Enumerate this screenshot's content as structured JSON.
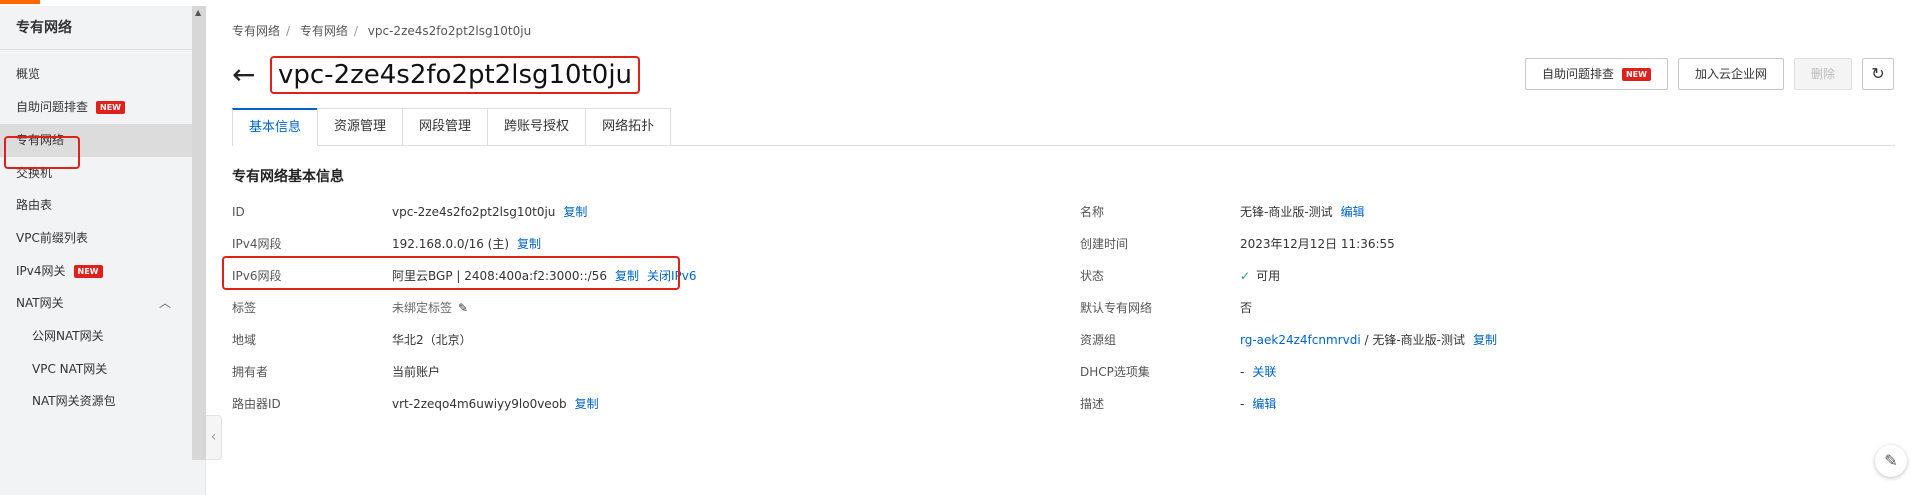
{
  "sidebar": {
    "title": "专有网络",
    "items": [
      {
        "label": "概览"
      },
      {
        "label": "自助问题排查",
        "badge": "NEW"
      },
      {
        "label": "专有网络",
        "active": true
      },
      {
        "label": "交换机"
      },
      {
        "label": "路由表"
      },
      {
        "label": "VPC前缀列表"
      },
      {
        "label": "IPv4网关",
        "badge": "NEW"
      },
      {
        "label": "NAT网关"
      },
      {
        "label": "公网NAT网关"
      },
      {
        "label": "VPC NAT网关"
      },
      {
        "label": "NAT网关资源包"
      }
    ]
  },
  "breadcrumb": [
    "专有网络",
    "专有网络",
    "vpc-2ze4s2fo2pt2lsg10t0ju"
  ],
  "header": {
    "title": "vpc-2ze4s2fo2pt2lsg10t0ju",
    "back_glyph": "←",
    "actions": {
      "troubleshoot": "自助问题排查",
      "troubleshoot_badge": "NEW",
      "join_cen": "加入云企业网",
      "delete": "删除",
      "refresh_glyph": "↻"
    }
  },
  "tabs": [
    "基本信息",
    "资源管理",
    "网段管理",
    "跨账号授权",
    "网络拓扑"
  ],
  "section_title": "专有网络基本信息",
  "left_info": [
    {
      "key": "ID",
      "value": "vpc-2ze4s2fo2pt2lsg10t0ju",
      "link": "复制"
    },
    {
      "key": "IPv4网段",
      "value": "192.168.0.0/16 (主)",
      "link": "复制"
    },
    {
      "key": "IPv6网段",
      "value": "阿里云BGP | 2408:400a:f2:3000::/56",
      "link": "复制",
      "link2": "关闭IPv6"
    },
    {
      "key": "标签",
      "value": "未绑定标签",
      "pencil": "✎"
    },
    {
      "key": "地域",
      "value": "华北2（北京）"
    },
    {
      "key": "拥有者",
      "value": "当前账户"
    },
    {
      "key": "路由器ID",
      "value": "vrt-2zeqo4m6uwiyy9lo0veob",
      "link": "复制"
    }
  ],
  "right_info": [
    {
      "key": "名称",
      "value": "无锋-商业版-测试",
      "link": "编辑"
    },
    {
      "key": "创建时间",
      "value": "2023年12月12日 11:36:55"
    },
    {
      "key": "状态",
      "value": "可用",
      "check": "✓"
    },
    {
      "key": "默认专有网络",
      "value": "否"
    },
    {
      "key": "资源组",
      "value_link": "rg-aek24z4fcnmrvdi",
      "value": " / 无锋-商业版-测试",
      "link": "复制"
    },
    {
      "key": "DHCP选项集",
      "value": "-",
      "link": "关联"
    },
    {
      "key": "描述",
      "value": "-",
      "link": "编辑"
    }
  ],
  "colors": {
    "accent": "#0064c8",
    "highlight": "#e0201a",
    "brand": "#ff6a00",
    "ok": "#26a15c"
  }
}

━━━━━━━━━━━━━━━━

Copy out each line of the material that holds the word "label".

        "label": "概览"
        "label": "自助问题排查",
        "label": "专有网络",
        "label": "交换机"
        "label": "路由表"
        "label": "VPC前缀列表"
        "label": "IPv4网关",
        "label": "NAT网关"
        "label": "公网NAT网关"
        "label": "VPC NAT网关"
        "label": "NAT网关资源包"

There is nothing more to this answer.